Frequently Asked Questions
What are the main benefits of installing nitrogen in my tires verses regular air?
Nitrogen tire inflation simplifies tire maintenance by providing a more consistent air pressure over a longer period of time. With a very high purity rate of nitrogen going into your tire, moisture is essentially absent. Without moisture, the expansion and contraction of the air pressure associated with hot and cold is minimized allowing your tire to run consistently at the prescribed pressures.
If nitrogen is installed in my tires do I still need to check the pressures?
Yes! Nitrogen will also leak out but it usually takes 4-5 times longer to lose one pound of nitrogen. With regular compressed air, the average tire will lose one pound per month which makes it important to check your air pressure frequently!
If I cannot find nitrogen, can I mix regular air with nitrogen?
Yes you can top off with regular air. However to maintain the full benefit of nitrogen, you will need to have the tire(s) purged and inflated with nitrogen at your earliest convenience.
Will using nitrogen add life to my tires?
In most cases yes! What typically happens is regular air slowly starts escaping at a rate of one pound per month. The tire slowly becomes underinflated causing excessive shoulder wear and higher operating temperatures due to the sidewall flexing more with each revolution. Nitrogen inflation slows that process because it will not permeate the liner of the tire as quickly.
How does using nitrogen save fuel?
It takes more energy to move a vehicle with underinflated tires. Try riding your bicycle with two thirds air pressure. Now air them to correct pressure and go for another ride!
Why should I rotate my tires?
No matter what you drive, whether its front wheel, 4 wheel, or rear wheel drive, the requirements of the tires are different depending where they are located. With that in mind, subjecting the tires to the same conditions for more than 5000-7000 miles typically starts irregular wear patterns that will shorten the life of the tire. Most manufacturer warranties require regular rotations to obtain the longest life and keep the warranty in place.
The only exclusions to tire rotations are vehicles with different or staggered tire sizes. This is usually found on performance vehicles to enhance handling characteristics.
What is the recommended 4 tire rotation pattern for my vehicle?
The Tire & Rim Association has identified three traditional rotation patterns covering most vehicles (equipped with non-directional tires and wheels which are the same size and offset). The first being the "Rearward Cross" for rear wheel drive vehicles (Figure A); the second being the "Forward Cross" for front wheel drive vehicles (Figure C); and the third is the "X-Pattern" for all wheel or 4 wheel drive vehicles (Figure B). The X-Pattern can be used as an alternative to A or C.

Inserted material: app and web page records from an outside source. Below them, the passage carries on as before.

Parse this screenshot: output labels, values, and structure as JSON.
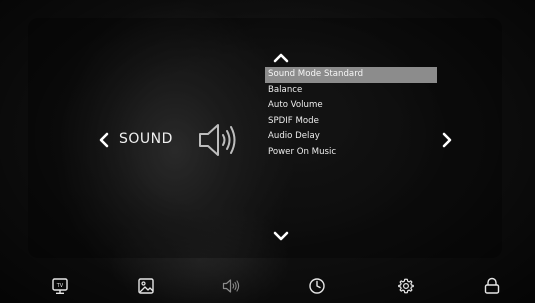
{
  "menu": {
    "section_title": "SOUND",
    "items": [
      {
        "label": "Sound Mode Standard",
        "selected": true
      },
      {
        "label": "Balance",
        "selected": false
      },
      {
        "label": "Auto Volume",
        "selected": false
      },
      {
        "label": "SPDIF Mode",
        "selected": false
      },
      {
        "label": "Audio Delay",
        "selected": false
      },
      {
        "label": "Power On Music",
        "selected": false
      }
    ]
  },
  "icons": {
    "nav": [
      "chevron-up-icon",
      "chevron-down-icon",
      "chevron-left-icon",
      "chevron-right-icon"
    ],
    "section": "speaker-icon",
    "tabs": [
      "tv-icon",
      "picture-icon",
      "sound-icon",
      "clock-icon",
      "gear-icon",
      "lock-icon"
    ],
    "active_tab": "sound-icon"
  },
  "colors": {
    "highlight": "#8c8c8c",
    "text": "#e8e8e8",
    "inactive_tab": "#8a8a8a"
  }
}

Today’s performance tire and wheel trends have provided the need for two additional tire rotation patterns.
- The "Front-to-Rear" (Figure D) pattern may be used for vehicles equipped with the same size directional wheels and/or directional tires.
- A "Side-to-Side" (Figure E) pattern may be used for vehicles equipped with different sized non-directional tires and wheels on the front axle compared to the rear axle.
If the last two rotation patterns do not provide even wear, dismounting, mounting and rebalancing will be necessary to rotate the tires.
Vehicles that use different sized directional wheels and tires, and/or wheels with different front and rear offsets with directional tires will require dismounting, mounting and rebalancing to rotate tires.
If I only need 2 new tires, where do I put them?
When all four tires are the same size, new tires are recommended to be placed on the rear. Please watch this video to better explain why this is so important.
My car steering wheel shakes when I apply the brakes. Do I need my tires balanced?
Most likely you have a brake rotor that is out of round. Further inspection and test drive are necessary to determine the source.
I have developed a loud roar in my car. Do I have a bad tire?
Roaring sounds usually but not always come from irregular tire wear patterns or wheel bearings with excessive wear. A proper test drive with noise isolating equipment will help us properly determine the source.